Minnesota Health Access Survey

Minnesota Health Access Survey (MNHA)

The Minnesota Health Access Survey is a large-scale population survey that focuses on information about how Minnesotans access health insurance and health care services. Results from the survey inform policy that can help improve access to health care and health insurance for all Minnesotans.

The survey is conducted in partnership by the Minnesota Department of Health and the University of Minnesota School of Public Health, State Health Access Data Assistance Center (SHADAC). Minnesotans from more than 18,000 households participated in the 2021 study.

Use the Data! Go to the Minnesota Health Access Survey Interactive Data Tool.

The initial results from the 2021 survey can be found in the 2021 Key Findings Infographic. Information from the survey is also used in our Minnesota Health Care Markets Chartbook, specifically in Section 6.

Throughout the year, the Health Economics Program publishes additional materials with information from the survey that may be of interest; they are listed at the bottom of this page. Finally, we have the Minnesota Health Access Survey Interactive Data Tool, which allows the public to view and use the data.

A more detailed methodology for the Minnesota Health Access Survey is also available.

Recent publications that use data from the Minnesota Health Access Survey

2021 Minnesota Health Access Survey Key Findings (PDF) April 2022

Rural Health Care in Minnesota: Data Highlights (chartbook) (PDF) November 2021

Health Insurance Coverage Remained Steady Almost a Year into the Pandemic (PDF) May 2021

Pandemic’s Impact on Health Insurance Coverage in Minnesota was Modest by Summer 2020: (PDF) February 2021

Unhealthy Days: A Data Short Take (PDF) May 2019

Minnesota's Changing Health Insurance Landscape: Results from the 2017 Minnesota Health Access Survey (PDF) February 2018

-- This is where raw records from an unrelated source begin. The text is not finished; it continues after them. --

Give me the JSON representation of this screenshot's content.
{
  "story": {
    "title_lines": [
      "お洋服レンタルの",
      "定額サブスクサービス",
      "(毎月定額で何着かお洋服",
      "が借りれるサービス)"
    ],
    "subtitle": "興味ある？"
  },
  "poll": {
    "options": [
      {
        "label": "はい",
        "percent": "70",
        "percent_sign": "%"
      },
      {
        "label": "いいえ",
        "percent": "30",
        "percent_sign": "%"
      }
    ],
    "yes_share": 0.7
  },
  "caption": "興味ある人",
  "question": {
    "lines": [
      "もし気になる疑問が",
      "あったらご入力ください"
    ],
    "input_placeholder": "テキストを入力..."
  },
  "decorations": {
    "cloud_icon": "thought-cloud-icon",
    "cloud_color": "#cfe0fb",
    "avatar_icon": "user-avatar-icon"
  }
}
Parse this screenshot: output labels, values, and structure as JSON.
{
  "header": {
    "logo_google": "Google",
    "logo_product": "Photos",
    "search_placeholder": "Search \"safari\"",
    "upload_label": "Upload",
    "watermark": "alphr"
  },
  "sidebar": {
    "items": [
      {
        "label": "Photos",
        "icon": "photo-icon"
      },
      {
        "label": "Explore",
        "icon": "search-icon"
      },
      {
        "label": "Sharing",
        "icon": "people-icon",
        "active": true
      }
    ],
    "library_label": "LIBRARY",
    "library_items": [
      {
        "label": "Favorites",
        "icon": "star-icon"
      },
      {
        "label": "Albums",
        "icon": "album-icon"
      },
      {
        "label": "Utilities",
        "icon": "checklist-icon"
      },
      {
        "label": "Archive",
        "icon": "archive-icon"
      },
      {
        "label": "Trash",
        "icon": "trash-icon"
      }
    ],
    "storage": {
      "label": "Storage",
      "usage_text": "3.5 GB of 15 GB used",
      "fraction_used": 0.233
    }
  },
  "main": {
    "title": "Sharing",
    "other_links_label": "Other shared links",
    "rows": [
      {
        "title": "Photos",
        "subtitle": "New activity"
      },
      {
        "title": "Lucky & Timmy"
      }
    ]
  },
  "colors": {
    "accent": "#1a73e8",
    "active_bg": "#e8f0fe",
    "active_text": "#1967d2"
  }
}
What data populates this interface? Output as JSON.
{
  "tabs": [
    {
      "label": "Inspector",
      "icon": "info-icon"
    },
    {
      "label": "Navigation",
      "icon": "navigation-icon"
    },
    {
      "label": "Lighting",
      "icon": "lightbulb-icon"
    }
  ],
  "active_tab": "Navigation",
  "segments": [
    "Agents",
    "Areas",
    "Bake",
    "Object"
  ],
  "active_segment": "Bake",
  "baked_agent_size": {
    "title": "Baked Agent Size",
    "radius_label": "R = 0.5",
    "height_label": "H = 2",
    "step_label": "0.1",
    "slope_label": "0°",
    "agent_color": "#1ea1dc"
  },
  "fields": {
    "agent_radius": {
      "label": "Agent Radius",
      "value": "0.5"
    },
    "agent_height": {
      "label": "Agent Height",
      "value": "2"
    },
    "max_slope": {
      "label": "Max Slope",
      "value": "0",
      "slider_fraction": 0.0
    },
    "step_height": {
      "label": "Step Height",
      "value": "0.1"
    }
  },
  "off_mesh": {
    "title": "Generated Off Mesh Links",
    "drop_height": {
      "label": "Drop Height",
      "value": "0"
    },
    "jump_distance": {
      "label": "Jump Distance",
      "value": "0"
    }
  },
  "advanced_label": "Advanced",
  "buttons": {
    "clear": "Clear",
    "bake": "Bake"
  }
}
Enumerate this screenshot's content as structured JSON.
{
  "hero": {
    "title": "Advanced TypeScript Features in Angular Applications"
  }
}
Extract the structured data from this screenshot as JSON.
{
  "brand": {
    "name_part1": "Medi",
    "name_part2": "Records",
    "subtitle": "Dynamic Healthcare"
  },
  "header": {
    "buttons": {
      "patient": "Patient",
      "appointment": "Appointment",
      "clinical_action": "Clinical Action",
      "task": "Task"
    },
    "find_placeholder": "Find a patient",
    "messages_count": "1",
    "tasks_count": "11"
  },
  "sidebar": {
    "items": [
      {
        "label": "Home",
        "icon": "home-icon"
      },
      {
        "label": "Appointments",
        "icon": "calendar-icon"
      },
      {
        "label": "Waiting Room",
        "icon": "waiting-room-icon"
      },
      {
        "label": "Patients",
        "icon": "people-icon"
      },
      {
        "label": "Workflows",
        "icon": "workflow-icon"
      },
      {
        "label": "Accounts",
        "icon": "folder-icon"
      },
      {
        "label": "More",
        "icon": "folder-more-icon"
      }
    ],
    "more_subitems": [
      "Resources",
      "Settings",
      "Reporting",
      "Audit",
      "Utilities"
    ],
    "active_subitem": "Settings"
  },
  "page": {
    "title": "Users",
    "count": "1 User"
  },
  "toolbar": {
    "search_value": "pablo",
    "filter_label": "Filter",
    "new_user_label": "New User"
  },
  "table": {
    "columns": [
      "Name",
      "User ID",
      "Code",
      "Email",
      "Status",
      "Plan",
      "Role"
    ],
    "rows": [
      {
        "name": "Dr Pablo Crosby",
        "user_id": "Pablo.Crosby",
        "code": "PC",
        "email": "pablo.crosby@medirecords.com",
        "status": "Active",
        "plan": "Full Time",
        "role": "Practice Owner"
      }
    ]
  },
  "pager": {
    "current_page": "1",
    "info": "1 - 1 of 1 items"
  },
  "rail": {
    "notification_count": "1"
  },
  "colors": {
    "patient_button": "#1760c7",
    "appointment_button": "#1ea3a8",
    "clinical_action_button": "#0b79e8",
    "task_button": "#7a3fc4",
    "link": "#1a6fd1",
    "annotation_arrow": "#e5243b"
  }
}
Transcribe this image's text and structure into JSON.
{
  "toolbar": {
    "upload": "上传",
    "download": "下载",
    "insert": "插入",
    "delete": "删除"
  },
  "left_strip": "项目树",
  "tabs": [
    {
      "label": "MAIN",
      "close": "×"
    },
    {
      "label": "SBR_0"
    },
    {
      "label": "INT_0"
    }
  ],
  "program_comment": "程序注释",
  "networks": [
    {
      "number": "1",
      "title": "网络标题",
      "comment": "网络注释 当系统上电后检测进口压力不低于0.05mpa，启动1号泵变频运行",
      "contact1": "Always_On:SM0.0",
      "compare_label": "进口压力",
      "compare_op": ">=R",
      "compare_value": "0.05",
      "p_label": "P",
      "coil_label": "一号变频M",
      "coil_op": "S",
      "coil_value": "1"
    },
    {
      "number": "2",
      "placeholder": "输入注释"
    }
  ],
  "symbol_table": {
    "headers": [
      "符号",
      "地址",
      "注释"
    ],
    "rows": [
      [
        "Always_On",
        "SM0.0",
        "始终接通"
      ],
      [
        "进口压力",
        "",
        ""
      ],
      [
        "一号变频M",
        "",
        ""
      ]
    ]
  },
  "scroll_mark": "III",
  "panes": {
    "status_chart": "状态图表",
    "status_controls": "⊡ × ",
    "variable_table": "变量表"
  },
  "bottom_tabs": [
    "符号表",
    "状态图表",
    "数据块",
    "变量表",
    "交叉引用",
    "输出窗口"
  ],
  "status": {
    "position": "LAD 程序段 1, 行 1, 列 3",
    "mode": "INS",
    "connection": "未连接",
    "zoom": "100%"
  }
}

Minnesota's Uninsured in 2017: Rates and Characteristics (PDF) February 2018

Use the Data! Go to the Minnesota Health Access Survey Interactive Data Tool.

How do you measure “uninsurance?”

There are three ways to classify uninsurance. The first, and most common, is "point-in-time" uninsurance. This measure counts only those who do not currently have health insurance, or are "uninsured" at the time of the survey in the uninsurance rate. This is the measure most often reported, and unless otherwise specified, this is the measure used in our interactive data tool and in presentations.

The second way to measure uninsurance is "part-year" or "at some point during the year." In this measure, anyone who has been uninsured at any point in the past 12 months is counted as uninsured. This estimate is usually two to three percentage points higher than the point-in-time estimate, because it includes people who have insurance now, but at some point in the past year were uninsured.

Finally, we measure "full-year" uninsurance, people who had no health insurance for the past 12 months. This estimate tends to be two to three percentage points lower than the point-in-time estimate.

Which measure of uninsurance is used in the estimates?

Unless otherwise specified, the estimates of health insurance coverage and uninsurance are for the time of the interview (point-in-time estimates). Alternative measures of uninsurance (full-year, part-year or some point during the year) are also available and can be viewed in the interactive data tool by choosing "uninsurance rates" and then selecting the sub-category "alternative measures of uninsurance".

How does the Minnesota Health Access Survey compare to other sources of information on health insurance, such as the American Community Survey or Current Population Survey?

The Minnesota Health Access Survey was designed to develop representative estimates of health insurance for the state as a whole, as well as for 13 geographic regions and major race and ethnic groups within the state. Results from this survey have enabled the state to identify disparities in health insurance by race/ethnicity and geographic region, and to understand the factors influencing trends in health insurance coverage in Minnesota — information that is not available from any other source.

Like most state-specific surveys, estimates of uninsurance from the Minnesota Health Access Survey are lower than estimates for Minnesota from national surveys such as the Current Population Survey (CPS) and American Community Survey (ACS). Because of differences in survey methodology, estimates from the Minnesota Health Access Survey should not be directly compared to other sources of data on health insurance, such as the CPS, ACS or other states’ health insurance surveys.

Use the Data! Go to the Minnesota Health Access Survey Interactive Data Tool.

Still have questions? health.mnha@state.mn.us or call 651-201-4520.




Updated Wednesday, April 20, 2022 at 02:52PM